It really hurt to read if I can be totally honest. it came at the end of what was the worst date on our tour where some of the craziest things happened; finding out a family member had been in a head-on car collision, someone in our van having a mental breakdown, the show in Austin getting cancelled due to weather, Owen Pallett’s drummer throwing out his back and having to sit the show out. Some of these things are far worse than others and I feel like a piece of shit for talking about in the same breath as music criticism but reading it after all those things came up yesterday made it feel a lot more devastating that it should have.

I don’t know, I am fairly unguarded with a lot of things like this and it really bummed me out to see him talk about something I put my whole self into for three years in such a disparaging way that invoked things like disparate levels of class, especially when my friends like Owen and the Orchid Tapes families are negatively implicated in a lot of what’s said there.

Ultimately I will try and pay it no mind, because I don’t expect a straight-white-dude critic at Pitchfork who is, above all else, notorious for being a mean-spirited writer to understand what I’m trying to do with my music, especially when I know so many other people do. I will try and turn it into an exercise of considering, but ultimately emotionally distancing myself from the effects of both criticism and praise alike. I feel like it is an all-or-nothing game with this sort of thing, and I think as both a label-operator and as someone who makes music, this is important.
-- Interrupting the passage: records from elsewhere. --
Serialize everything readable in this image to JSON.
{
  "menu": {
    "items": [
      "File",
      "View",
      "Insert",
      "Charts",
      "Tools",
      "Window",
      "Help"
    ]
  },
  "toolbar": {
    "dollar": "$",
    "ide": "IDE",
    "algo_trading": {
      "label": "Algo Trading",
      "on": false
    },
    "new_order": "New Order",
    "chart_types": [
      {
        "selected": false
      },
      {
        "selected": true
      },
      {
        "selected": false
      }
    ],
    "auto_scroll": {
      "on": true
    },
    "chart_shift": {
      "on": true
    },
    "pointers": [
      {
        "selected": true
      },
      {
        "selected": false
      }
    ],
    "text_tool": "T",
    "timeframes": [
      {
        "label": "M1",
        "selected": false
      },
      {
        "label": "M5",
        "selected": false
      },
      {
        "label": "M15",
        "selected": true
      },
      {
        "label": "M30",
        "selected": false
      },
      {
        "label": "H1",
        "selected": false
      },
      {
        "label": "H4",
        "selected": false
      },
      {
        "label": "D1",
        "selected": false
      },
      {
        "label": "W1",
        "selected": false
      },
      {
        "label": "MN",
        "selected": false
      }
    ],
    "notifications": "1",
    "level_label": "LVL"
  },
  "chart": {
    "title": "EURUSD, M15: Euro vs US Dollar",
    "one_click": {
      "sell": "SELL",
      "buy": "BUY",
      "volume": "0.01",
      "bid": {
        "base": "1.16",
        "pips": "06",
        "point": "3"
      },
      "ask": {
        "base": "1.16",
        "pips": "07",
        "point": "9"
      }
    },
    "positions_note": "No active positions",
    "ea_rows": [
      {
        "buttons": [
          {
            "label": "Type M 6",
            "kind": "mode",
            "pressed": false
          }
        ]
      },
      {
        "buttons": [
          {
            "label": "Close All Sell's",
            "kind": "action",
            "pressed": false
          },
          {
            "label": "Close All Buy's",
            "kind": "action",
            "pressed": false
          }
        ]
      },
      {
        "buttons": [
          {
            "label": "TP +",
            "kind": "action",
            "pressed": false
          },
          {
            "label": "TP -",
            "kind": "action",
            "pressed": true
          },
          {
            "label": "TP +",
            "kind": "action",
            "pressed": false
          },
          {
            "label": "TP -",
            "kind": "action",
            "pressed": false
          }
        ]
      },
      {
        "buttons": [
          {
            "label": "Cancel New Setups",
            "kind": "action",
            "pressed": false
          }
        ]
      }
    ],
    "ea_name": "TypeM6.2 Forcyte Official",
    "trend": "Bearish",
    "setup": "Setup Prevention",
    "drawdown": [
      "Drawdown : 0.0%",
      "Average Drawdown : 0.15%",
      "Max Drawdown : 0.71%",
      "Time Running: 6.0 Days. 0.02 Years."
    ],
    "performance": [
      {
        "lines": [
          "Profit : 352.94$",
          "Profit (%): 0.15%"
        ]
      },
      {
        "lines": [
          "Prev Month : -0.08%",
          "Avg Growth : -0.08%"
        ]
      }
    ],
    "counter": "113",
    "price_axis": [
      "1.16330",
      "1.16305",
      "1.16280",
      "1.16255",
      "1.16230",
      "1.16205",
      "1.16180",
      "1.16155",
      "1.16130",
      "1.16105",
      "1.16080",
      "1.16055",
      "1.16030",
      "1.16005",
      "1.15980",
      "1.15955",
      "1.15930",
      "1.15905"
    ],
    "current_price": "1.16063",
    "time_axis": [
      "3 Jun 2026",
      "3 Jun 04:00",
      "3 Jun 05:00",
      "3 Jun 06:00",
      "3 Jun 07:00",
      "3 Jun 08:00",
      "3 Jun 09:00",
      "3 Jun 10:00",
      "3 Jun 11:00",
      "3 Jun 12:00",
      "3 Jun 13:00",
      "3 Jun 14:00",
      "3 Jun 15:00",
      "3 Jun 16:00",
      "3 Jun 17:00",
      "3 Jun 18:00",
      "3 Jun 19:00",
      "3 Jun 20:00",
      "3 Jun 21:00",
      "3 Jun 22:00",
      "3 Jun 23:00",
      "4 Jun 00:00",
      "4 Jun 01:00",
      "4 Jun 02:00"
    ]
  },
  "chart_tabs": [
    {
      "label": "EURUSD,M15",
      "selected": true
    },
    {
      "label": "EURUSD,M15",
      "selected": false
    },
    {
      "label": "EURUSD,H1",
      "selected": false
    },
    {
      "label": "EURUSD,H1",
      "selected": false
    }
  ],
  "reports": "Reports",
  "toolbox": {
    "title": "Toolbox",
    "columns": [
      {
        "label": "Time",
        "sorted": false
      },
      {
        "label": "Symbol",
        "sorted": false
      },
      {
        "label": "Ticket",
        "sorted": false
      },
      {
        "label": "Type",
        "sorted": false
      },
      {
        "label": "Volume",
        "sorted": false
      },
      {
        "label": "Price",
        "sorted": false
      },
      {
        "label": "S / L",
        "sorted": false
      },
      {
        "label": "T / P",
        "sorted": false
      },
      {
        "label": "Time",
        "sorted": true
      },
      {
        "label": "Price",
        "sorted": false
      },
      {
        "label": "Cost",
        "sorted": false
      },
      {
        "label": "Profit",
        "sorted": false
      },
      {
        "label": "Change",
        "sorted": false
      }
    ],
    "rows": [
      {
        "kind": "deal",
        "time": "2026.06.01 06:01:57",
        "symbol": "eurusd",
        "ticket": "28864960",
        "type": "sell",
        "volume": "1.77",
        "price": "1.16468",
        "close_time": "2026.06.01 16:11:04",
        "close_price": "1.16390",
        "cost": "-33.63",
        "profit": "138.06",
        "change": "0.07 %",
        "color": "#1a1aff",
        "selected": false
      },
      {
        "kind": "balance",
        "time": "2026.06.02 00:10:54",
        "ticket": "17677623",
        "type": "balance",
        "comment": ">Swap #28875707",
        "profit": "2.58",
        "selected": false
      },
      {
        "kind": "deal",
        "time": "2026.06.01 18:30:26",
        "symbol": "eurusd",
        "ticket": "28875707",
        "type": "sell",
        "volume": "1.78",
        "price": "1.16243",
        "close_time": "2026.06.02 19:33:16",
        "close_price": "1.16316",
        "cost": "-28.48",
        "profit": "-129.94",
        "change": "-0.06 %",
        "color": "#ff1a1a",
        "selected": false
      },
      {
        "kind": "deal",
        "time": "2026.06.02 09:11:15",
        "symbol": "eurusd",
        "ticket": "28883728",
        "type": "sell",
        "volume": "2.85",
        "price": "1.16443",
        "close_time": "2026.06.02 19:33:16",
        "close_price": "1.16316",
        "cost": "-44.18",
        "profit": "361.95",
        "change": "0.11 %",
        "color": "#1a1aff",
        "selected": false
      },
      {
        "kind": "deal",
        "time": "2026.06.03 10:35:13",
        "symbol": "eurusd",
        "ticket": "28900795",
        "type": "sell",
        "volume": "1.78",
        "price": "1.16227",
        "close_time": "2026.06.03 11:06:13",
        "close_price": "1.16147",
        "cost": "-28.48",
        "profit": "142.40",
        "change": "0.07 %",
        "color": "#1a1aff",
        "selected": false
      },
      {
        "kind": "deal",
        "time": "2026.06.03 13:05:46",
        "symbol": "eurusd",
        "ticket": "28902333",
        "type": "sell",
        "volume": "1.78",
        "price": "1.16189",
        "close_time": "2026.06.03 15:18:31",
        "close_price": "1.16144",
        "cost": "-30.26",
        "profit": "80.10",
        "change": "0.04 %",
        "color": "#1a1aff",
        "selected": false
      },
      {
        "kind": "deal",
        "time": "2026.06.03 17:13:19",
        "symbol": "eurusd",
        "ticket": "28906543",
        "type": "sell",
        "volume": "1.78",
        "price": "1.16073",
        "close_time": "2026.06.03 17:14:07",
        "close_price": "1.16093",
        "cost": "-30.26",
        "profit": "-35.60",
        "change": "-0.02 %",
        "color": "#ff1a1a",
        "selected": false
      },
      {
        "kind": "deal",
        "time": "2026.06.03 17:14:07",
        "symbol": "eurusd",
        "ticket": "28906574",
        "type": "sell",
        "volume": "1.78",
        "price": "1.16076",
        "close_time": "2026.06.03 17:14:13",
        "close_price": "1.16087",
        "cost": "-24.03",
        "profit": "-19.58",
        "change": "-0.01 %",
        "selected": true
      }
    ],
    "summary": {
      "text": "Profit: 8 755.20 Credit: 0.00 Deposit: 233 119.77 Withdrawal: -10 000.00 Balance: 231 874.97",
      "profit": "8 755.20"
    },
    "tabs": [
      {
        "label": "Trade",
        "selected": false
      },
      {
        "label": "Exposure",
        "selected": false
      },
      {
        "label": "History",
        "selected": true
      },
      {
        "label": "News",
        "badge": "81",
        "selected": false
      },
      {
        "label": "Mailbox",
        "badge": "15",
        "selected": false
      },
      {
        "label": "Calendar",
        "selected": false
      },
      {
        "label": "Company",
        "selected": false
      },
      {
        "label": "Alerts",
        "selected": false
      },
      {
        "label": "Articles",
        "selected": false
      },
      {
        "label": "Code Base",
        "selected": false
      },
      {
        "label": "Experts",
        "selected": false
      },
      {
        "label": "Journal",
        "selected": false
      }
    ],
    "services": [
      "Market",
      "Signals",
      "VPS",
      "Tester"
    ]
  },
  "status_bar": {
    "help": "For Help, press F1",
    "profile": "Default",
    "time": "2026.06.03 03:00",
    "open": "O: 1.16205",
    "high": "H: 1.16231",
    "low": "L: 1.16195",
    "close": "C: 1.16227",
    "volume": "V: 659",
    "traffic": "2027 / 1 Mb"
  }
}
I’m starting to think that Orchid Tapes / Foxes in Fiction isn’t something that I should continue trying to fit into an arena like Pitchfork. We’ve been having a lot of conversations on this tour about music writing and about what is considered objectively good in the minds of writers at places like Pitchfork, and I’m starting to see how that criteria sometimes disfavors people who are outsiders, or queers, or women or who are mentally ill; things we have tried to be inclusive about with Orchid Tapes forever. We’ve done so well because of smaller press and our amazing supporters, and I feel like maybe I tried to take too many steps forward with Ontario Gothic because I believe in it so much and am so in love with all my friend’s work on it. I’ve been thinking about this sort of stuff and how it implicates our release for a while, and I think it may be the time to do some thinking / decision-making and take a step back for the sake of maintaining what is important about the label.

The review opens with “At no point during Ontario Gothic does it sound like an album that would be subject to outside expectations, let alone hype.” and closes with “That speaks to the appeal of Orchid Tapes in the first place, a collective that stands to snag the interest of anyone invested in the concepts of “punk”, “indie”, “scene”, and “DIY””. Both of these statements miss the aim and intention of Foxes in Fiction & Orchid Tapes so grandly that the rest of the review kind of loses power on me. I’m not making or releasing music with the label I founded to satisfy expectations or play into ideas of hype, I am doing it for people who are mentally ill, who are queer, who are who are young and living in an awful small town and need a connection with music, for disenfranchised and marginalized people who have been in similar situations to me where music was able to help me though it and ultimately inspire me to start something like Foxes in Fiction or Orchid Tapes. If one person at an institution-as-website doesn’t get that, that’s fine.

It’s time for a change. Pitchfork is no longer worthy of a supportive audience.